→ **INSTRUCTIONS TO FOLLOW**
Repeat the whole of the data, keeping every detail the same.

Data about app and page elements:
▼▼▼
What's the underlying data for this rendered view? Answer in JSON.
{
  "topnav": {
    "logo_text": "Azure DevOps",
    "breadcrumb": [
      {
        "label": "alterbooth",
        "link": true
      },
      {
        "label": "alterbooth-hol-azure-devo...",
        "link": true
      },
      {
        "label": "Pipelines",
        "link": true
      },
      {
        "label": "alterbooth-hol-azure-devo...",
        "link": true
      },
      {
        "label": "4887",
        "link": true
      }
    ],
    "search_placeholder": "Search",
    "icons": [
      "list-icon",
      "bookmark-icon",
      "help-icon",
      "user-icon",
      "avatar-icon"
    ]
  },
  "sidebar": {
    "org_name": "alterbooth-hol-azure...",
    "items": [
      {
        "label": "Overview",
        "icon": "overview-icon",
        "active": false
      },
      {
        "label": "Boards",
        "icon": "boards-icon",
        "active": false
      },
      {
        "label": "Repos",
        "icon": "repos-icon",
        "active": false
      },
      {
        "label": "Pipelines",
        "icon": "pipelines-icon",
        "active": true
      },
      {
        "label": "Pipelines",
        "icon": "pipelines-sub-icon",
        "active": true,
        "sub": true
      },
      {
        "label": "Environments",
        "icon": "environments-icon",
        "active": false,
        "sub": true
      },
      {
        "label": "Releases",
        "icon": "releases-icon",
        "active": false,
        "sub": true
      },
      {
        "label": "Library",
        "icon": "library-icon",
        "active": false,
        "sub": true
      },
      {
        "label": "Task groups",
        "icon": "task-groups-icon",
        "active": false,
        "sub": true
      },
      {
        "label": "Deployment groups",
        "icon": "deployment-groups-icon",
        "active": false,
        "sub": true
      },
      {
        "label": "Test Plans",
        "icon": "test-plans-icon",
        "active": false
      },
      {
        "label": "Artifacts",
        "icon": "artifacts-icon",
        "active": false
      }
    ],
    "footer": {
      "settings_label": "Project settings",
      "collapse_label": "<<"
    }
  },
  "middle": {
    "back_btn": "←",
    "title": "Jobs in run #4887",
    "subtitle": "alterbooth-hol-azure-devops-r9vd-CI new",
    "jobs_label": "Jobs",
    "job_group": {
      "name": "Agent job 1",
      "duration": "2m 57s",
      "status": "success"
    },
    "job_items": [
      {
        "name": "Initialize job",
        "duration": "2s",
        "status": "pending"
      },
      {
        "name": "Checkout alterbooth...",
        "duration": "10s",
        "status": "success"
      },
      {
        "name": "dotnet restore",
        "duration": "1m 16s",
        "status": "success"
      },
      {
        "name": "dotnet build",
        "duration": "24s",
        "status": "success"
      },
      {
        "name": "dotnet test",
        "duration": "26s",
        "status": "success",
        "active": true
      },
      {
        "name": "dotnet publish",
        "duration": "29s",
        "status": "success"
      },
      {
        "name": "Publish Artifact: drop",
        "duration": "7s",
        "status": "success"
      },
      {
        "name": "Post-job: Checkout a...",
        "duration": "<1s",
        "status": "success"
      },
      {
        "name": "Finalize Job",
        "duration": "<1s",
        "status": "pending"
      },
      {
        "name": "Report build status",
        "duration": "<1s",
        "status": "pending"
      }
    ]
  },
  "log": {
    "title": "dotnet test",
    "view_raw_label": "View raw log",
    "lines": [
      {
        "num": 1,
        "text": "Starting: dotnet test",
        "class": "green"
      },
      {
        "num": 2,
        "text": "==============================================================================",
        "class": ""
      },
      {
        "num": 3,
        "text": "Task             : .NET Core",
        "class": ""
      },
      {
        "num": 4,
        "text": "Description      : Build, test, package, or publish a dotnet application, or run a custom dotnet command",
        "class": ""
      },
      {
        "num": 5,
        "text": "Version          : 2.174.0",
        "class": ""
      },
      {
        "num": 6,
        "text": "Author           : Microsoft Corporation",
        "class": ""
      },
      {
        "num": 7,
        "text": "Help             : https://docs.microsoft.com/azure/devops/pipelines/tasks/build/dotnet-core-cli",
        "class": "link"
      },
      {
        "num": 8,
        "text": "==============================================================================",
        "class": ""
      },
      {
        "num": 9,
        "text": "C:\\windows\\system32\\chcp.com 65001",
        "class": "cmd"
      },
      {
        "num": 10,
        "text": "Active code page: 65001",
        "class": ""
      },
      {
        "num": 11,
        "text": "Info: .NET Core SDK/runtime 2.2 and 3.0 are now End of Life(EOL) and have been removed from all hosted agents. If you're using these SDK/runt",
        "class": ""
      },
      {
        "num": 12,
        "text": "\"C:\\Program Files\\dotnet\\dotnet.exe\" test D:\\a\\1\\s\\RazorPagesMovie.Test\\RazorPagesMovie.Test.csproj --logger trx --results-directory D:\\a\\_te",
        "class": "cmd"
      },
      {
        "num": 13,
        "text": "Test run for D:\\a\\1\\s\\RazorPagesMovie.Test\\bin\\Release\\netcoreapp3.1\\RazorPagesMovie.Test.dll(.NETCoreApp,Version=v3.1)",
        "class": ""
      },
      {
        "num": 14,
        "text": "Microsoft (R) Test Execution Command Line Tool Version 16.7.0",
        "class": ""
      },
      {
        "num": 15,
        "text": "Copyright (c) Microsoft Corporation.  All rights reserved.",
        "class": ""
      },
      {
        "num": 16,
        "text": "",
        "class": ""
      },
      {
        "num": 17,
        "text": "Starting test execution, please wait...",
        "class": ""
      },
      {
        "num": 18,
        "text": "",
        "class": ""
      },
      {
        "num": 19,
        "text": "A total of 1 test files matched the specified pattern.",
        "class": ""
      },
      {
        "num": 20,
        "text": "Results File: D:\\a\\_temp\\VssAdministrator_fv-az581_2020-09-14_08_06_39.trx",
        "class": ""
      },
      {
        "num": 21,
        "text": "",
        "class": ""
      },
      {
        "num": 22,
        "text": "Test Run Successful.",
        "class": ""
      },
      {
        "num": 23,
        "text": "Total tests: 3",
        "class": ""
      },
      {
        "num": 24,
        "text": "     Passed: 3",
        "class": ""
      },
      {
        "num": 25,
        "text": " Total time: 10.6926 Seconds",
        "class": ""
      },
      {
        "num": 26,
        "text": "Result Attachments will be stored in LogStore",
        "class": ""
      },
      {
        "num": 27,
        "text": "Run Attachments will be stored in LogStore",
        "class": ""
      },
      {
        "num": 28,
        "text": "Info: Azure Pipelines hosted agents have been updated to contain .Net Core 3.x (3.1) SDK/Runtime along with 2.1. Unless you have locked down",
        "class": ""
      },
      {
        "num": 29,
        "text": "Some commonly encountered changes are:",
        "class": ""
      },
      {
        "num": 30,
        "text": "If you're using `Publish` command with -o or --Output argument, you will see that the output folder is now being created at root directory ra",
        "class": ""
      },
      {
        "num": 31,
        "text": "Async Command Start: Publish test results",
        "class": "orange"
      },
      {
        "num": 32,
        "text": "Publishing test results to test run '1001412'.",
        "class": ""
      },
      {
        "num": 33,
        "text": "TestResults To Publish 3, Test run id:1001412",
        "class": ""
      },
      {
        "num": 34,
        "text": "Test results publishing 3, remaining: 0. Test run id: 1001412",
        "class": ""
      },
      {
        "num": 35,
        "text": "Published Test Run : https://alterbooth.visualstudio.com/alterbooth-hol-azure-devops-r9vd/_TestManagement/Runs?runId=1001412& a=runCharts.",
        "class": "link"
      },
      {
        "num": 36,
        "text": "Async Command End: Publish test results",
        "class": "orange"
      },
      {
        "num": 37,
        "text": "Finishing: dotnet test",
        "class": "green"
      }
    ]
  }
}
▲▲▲
→ **TASK OUTPUT**
What's the underlying data for this rendered view? Answer in JSON.
{
  "topnav": {
    "logo_text": "Azure DevOps",
    "breadcrumb": [
      {
        "label": "alterbooth",
        "link": true
      },
      {
        "label": "alterbooth-hol-azure-devo...",
        "link": true
      },
      {
        "label": "Pipelines",
        "link": true
      },
      {
        "label": "alterbooth-hol-azure-devo...",
        "link": true
      },
      {
        "label": "4887",
        "link": true
      }
    ],
    "search_placeholder": "Search",
    "icons": [
      "list-icon",
      "bookmark-icon",
      "help-icon",
      "user-icon",
      "avatar-icon"
    ]
  },
  "sidebar": {
    "org_name": "alterbooth-hol-azure...",
    "items": [
      {
        "label": "Overview",
        "icon": "overview-icon",
        "active": false
      },
      {
        "label": "Boards",
        "icon": "boards-icon",
        "active": false
      },
      {
        "label": "Repos",
        "icon": "repos-icon",
        "active": false
      },
      {
        "label": "Pipelines",
        "icon": "pipelines-icon",
        "active": true
      },
      {
        "label": "Pipelines",
        "icon": "pipelines-sub-icon",
        "active": true,
        "sub": true
      },
      {
        "label": "Environments",
        "icon": "environments-icon",
        "active": false,
        "sub": true
      },
      {
        "label": "Releases",
        "icon": "releases-icon",
        "active": false,
        "sub": true
      },
      {
        "label": "Library",
        "icon": "library-icon",
        "active": false,
        "sub": true
      },
      {
        "label": "Task groups",
        "icon": "task-groups-icon",
        "active": false,
        "sub": true
      },
      {
        "label": "Deployment groups",
        "icon": "deployment-groups-icon",
        "active": false,
        "sub": true
      },
      {
        "label": "Test Plans",
        "icon": "test-plans-icon",
        "active": false
      },
      {
        "label": "Artifacts",
        "icon": "artifacts-icon",
        "active": false
      }
    ],
    "footer": {
      "settings_label": "Project settings",
      "collapse_label": "<<"
    }
  },
  "middle": {
    "back_btn": "←",
    "title": "Jobs in run #4887",
    "subtitle": "alterbooth-hol-azure-devops-r9vd-CI new",
    "jobs_label": "Jobs",
    "job_group": {
      "name": "Agent job 1",
      "duration": "2m 57s",
      "status": "success"
    },
    "job_items": [
      {
        "name": "Initialize job",
        "duration": "2s",
        "status": "pending"
      },
      {
        "name": "Checkout alterbooth...",
        "duration": "10s",
        "status": "success"
      },
      {
        "name": "dotnet restore",
        "duration": "1m 16s",
        "status": "success"
      },
      {
        "name": "dotnet build",
        "duration": "24s",
        "status": "success"
      },
      {
        "name": "dotnet test",
        "duration": "26s",
        "status": "success",
        "active": true
      },
      {
        "name": "dotnet publish",
        "duration": "29s",
        "status": "success"
      },
      {
        "name": "Publish Artifact: drop",
        "duration": "7s",
        "status": "success"
      },
      {
        "name": "Post-job: Checkout a...",
        "duration": "<1s",
        "status": "success"
      },
      {
        "name": "Finalize Job",
        "duration": "<1s",
        "status": "pending"
      },
      {
        "name": "Report build status",
        "duration": "<1s",
        "status": "pending"
      }
    ]
  },
  "log": {
    "title": "dotnet test",
    "view_raw_label": "View raw log",
    "lines": [
      {
        "num": 1,
        "text": "Starting: dotnet test",
        "class": "green"
      },
      {
        "num": 2,
        "text": "==============================================================================",
        "class": ""
      },
      {
        "num": 3,
        "text": "Task             : .NET Core",
        "class": ""
      },
      {
        "num": 4,
        "text": "Description      : Build, test, package, or publish a dotnet application, or run a custom dotnet command",
        "class": ""
      },
      {
        "num": 5,
        "text": "Version          : 2.174.0",
        "class": ""
      },
      {
        "num": 6,
        "text": "Author           : Microsoft Corporation",
        "class": ""
      },
      {
        "num": 7,
        "text": "Help             : https://docs.microsoft.com/azure/devops/pipelines/tasks/build/dotnet-core-cli",
        "class": "link"
      },
      {
        "num": 8,
        "text": "==============================================================================",
        "class": ""
      },
      {
        "num": 9,
        "text": "C:\\windows\\system32\\chcp.com 65001",
        "class": "cmd"
      },
      {
        "num": 10,
        "text": "Active code page: 65001",
        "class": ""
      },
      {
        "num": 11,
        "text": "Info: .NET Core SDK/runtime 2.2 and 3.0 are now End of Life(EOL) and have been removed from all hosted agents. If you're using these SDK/runt",
        "class": ""
      },
      {
        "num": 12,
        "text": "\"C:\\Program Files\\dotnet\\dotnet.exe\" test D:\\a\\1\\s\\RazorPagesMovie.Test\\RazorPagesMovie.Test.csproj --logger trx --results-directory D:\\a\\_te",
        "class": "cmd"
      },
      {
        "num": 13,
        "text": "Test run for D:\\a\\1\\s\\RazorPagesMovie.Test\\bin\\Release\\netcoreapp3.1\\RazorPagesMovie.Test.dll(.NETCoreApp,Version=v3.1)",
        "class": ""
      },
      {
        "num": 14,
        "text": "Microsoft (R) Test Execution Command Line Tool Version 16.7.0",
        "class": ""
      },
      {
        "num": 15,
        "text": "Copyright (c) Microsoft Corporation.  All rights reserved.",
        "class": ""
      },
      {
        "num": 16,
        "text": "",
        "class": ""
      },
      {
        "num": 17,
        "text": "Starting test execution, please wait...",
        "class": ""
      },
      {
        "num": 18,
        "text": "",
        "class": ""
      },
      {
        "num": 19,
        "text": "A total of 1 test files matched the specified pattern.",
        "class": ""
      },
      {
        "num": 20,
        "text": "Results File: D:\\a\\_temp\\VssAdministrator_fv-az581_2020-09-14_08_06_39.trx",
        "class": ""
      },
      {
        "num": 21,
        "text": "",
        "class": ""
      },
      {
        "num": 22,
        "text": "Test Run Successful.",
        "class": ""
      },
      {
        "num": 23,
        "text": "Total tests: 3",
        "class": ""
      },
      {
        "num": 24,
        "text": "     Passed: 3",
        "class": ""
      },
      {
        "num": 25,
        "text": " Total time: 10.6926 Seconds",
        "class": ""
      },
      {
        "num": 26,
        "text": "Result Attachments will be stored in LogStore",
        "class": ""
      },
      {
        "num": 27,
        "text": "Run Attachments will be stored in LogStore",
        "class": ""
      },
      {
        "num": 28,
        "text": "Info: Azure Pipelines hosted agents have been updated to contain .Net Core 3.x (3.1) SDK/Runtime along with 2.1. Unless you have locked down",
        "class": ""
      },
      {
        "num": 29,
        "text": "Some commonly encountered changes are:",
        "class": ""
      },
      {
        "num": 30,
        "text": "If you're using `Publish` command with -o or --Output argument, you will see that the output folder is now being created at root directory ra",
        "class": ""
      },
      {
        "num": 31,
        "text": "Async Command Start: Publish test results",
        "class": "orange"
      },
      {
        "num": 32,
        "text": "Publishing test results to test run '1001412'.",
        "class": ""
      },
      {
        "num": 33,
        "text": "TestResults To Publish 3, Test run id:1001412",
        "class": ""
      },
      {
        "num": 34,
        "text": "Test results publishing 3, remaining: 0. Test run id: 1001412",
        "class": ""
      },
      {
        "num": 35,
        "text": "Published Test Run : https://alterbooth.visualstudio.com/alterbooth-hol-azure-devops-r9vd/_TestManagement/Runs?runId=1001412& a=runCharts.",
        "class": "link"
      },
      {
        "num": 36,
        "text": "Async Command End: Publish test results",
        "class": "orange"
      },
      {
        "num": 37,
        "text": "Finishing: dotnet test",
        "class": "green"
      }
    ]
  }
}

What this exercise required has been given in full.